On the evaluation of the phase relation between temperature and wind tides based on ground-based measurements and reanalysis data in the middle atmosphere

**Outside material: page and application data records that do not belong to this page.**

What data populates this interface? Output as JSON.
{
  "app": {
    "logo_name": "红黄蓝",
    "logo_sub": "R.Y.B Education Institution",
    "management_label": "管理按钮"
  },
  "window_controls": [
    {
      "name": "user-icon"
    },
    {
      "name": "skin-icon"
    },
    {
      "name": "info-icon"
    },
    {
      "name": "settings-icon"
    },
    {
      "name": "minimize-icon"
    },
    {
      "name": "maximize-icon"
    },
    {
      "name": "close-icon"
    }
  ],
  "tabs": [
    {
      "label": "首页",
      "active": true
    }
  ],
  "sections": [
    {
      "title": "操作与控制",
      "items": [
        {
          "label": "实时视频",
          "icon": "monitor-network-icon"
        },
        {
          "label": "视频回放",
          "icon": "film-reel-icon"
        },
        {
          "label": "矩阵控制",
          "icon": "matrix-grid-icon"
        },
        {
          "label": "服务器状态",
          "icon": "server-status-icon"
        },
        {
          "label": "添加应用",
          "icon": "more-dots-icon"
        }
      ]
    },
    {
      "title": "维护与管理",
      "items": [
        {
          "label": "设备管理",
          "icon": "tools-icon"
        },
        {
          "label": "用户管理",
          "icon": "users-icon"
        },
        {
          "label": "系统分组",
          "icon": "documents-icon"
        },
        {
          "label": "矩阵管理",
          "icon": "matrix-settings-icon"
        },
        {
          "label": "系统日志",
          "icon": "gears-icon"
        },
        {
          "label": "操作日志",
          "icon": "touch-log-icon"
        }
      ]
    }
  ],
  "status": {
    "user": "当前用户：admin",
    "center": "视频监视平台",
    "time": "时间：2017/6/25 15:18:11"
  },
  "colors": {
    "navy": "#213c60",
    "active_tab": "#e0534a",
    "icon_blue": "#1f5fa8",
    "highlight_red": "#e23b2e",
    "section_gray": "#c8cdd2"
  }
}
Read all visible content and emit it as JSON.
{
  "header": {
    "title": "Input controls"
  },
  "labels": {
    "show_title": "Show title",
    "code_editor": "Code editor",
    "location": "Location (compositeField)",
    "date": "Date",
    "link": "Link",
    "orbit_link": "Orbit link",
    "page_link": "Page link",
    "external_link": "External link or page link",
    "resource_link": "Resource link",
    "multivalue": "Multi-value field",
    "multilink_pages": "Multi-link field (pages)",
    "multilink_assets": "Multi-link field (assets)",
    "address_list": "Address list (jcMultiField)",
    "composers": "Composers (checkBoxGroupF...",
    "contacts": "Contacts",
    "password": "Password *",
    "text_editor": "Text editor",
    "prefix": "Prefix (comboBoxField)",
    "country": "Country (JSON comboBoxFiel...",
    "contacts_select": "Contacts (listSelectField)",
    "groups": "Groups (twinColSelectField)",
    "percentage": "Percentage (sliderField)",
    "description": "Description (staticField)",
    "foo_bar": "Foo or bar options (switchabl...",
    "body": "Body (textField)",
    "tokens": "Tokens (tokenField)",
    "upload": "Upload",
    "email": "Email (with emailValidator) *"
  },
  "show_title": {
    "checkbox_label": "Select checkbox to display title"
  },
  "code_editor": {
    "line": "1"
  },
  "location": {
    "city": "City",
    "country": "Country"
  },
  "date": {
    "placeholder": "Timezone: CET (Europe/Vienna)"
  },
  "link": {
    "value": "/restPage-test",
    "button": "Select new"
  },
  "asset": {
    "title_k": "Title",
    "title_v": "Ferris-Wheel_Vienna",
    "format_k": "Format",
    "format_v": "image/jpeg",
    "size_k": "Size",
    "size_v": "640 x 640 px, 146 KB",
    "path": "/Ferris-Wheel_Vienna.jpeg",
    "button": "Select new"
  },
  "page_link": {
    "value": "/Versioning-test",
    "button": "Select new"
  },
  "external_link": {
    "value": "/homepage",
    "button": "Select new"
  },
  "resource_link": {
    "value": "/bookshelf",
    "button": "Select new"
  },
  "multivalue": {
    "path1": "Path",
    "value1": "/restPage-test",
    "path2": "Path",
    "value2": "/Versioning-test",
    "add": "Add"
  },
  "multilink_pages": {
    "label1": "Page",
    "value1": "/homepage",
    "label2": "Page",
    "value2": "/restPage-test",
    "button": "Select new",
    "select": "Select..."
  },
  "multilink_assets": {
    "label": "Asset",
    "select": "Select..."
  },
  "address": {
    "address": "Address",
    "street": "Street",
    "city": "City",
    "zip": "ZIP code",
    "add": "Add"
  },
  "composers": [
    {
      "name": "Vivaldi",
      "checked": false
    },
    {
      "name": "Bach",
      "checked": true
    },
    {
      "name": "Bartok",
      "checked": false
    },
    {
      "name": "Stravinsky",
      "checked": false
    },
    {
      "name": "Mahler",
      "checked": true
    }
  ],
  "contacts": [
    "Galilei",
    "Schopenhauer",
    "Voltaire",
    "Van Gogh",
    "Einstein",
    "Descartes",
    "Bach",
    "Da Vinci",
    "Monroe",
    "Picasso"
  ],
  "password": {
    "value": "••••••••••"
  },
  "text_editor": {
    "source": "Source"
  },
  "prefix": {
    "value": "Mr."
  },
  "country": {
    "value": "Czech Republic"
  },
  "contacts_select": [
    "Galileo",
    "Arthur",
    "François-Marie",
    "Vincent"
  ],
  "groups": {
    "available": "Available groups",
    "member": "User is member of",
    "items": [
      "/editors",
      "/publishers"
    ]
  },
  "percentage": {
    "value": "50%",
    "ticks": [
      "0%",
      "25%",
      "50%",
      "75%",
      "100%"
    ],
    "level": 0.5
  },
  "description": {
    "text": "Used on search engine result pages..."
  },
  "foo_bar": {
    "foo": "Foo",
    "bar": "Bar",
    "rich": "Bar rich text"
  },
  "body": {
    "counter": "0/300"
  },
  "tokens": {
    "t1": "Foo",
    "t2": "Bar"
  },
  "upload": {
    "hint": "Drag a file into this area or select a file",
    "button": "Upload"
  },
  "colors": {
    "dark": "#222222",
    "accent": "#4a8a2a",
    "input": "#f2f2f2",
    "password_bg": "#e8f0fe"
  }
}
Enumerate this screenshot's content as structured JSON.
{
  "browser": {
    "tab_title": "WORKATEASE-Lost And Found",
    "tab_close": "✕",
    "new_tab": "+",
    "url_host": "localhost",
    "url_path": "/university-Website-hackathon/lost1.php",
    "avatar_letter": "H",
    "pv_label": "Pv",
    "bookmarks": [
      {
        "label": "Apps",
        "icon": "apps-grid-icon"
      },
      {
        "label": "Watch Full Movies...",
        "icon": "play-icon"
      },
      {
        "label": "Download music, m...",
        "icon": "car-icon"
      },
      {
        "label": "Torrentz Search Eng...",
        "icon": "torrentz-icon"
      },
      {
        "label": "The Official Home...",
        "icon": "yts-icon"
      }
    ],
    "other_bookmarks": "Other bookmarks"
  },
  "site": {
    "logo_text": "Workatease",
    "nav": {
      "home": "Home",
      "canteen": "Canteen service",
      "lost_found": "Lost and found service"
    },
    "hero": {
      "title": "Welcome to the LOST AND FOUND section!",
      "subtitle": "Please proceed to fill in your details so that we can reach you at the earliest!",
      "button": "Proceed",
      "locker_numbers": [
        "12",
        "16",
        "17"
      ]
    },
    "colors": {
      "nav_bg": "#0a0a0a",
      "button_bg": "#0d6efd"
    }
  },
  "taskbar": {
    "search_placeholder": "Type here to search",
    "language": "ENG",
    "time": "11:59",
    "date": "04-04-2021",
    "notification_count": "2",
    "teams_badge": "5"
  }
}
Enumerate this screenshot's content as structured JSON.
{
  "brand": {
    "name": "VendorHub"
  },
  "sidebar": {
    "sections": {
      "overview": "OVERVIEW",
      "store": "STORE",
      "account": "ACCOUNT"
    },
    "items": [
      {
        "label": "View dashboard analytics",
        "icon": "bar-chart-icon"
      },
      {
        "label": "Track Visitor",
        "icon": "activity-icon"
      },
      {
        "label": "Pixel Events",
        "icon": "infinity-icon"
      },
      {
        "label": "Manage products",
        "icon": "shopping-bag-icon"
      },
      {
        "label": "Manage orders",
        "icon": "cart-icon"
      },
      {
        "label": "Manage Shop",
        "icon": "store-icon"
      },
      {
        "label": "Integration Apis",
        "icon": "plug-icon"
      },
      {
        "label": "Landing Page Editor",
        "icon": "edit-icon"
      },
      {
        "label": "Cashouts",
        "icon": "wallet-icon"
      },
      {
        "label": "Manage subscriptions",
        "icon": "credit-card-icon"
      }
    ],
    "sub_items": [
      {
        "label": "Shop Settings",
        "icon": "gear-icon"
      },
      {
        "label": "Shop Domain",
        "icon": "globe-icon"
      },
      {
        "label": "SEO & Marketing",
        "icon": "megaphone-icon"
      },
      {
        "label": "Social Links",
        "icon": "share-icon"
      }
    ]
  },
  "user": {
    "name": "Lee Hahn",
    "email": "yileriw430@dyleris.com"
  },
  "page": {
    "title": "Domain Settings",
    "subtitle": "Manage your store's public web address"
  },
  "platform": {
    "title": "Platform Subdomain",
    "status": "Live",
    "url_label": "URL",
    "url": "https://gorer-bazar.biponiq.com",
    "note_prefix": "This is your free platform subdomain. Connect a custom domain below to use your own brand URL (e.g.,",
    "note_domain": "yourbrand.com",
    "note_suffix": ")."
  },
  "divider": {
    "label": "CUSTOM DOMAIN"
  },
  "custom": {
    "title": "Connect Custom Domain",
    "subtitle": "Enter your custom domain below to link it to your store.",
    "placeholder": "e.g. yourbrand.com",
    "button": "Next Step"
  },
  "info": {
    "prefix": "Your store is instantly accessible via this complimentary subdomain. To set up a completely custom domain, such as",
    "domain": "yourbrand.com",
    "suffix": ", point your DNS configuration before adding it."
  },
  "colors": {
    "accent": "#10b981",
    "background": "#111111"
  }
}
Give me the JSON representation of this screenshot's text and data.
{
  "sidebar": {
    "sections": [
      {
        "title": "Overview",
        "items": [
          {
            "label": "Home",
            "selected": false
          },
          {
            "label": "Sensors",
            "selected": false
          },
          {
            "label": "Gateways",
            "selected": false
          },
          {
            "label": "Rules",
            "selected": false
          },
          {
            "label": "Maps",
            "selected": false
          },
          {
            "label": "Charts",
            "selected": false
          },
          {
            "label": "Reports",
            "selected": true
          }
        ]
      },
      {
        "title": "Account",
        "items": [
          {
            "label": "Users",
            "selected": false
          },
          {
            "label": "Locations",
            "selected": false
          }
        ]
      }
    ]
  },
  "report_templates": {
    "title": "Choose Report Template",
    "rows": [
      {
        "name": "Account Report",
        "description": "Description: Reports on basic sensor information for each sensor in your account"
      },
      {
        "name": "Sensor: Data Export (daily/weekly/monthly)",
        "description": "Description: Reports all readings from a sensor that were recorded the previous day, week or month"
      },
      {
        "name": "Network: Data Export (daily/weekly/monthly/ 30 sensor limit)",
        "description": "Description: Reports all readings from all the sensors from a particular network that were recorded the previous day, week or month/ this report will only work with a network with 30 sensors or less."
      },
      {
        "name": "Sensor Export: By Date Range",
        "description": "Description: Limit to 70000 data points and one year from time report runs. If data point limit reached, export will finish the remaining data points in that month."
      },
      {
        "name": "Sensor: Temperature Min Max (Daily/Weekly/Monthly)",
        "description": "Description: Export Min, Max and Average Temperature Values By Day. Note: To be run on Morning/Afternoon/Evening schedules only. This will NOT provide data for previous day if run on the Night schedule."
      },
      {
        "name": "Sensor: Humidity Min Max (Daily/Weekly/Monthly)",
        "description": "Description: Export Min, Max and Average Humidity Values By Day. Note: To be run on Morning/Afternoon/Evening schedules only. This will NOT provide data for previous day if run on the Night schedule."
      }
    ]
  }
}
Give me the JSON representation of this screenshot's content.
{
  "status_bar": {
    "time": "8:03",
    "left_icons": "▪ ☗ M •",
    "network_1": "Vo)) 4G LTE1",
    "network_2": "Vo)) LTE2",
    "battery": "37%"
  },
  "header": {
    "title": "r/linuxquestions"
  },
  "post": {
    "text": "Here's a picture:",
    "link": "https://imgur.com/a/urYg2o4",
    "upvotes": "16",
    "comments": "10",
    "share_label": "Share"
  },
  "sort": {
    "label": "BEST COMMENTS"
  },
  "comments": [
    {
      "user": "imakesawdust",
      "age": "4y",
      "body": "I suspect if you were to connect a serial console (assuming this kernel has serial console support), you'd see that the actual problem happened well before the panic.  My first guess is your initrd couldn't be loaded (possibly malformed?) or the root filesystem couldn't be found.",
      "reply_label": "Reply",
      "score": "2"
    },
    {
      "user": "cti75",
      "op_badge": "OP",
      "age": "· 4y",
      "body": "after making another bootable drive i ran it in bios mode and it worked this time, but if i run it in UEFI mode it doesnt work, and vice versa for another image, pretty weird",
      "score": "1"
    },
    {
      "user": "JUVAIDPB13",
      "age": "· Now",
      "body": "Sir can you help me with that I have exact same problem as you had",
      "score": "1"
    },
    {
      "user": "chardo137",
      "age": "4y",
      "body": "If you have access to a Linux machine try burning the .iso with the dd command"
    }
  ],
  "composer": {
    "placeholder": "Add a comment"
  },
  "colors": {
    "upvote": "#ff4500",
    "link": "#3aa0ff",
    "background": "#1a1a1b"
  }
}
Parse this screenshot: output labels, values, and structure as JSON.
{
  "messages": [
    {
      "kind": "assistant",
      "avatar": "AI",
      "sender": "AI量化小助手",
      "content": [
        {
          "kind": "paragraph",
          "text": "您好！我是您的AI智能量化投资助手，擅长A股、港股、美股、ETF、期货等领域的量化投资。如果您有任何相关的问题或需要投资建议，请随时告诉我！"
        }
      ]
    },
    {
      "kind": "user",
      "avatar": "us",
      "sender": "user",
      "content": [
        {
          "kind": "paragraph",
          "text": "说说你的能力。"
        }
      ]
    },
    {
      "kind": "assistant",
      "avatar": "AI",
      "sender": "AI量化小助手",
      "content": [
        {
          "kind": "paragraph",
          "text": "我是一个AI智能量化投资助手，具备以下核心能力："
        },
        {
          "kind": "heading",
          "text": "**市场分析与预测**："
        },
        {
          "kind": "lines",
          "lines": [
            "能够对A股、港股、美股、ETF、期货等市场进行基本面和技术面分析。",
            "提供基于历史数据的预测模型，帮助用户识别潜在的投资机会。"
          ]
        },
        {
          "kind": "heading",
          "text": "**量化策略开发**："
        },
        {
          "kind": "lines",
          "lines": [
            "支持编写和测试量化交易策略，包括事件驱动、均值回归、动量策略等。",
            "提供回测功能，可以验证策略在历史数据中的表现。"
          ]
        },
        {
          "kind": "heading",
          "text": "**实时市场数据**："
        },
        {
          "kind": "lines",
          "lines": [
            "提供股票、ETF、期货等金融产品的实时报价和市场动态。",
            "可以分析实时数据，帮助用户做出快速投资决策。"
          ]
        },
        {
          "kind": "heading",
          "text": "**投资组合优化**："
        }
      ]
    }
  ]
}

The variability in the middle atmosphere is driven by a variety of waves covering different spatial and temporal scales. We diagnose the variability in the thermal tides due to changes in the background wind by an adaptive spectral filter, which takes the intermittency of tides into account. We apply this diagnostic to temperature observations from daylight-capable lidar at midlatitudes (54∘ N, 12∘ E) as well as to reanalysis data of horizontal winds from Modern-Era Retrospective analysis for Research and Applications, Version 2 (MERRA-2). These reanalysis data provide additional wind information in the altitude range between 30 and 70 km at the location of the lidar as well as on a global scale. Using the global data gives information on the tidal modes seen at one location. A comparison of the temperature and wind information affirms whether there is a fixed phase relation of the tidal waves in the temperature and the wind data. We found that in general the local tidal signatures are dominated by migrating tidal modes, and the signature is weaker in temperatures than in winds. While the meridional wind tide leads the zonal wind tide by 90∘, the phase relation between the temperature and the wind tide is more complex. At certain altitudes the temperature tide follows the zonal wind tide. This knowledge helps in improving the interpretation of the seasonal variation in tides from different observables, especially when only data from single locations are used. The findings provide additional information about the phase stability of tidal waves, and the results clearly show the importance of a measurement acquisition on a routine basis with high temporal and spatial resolution.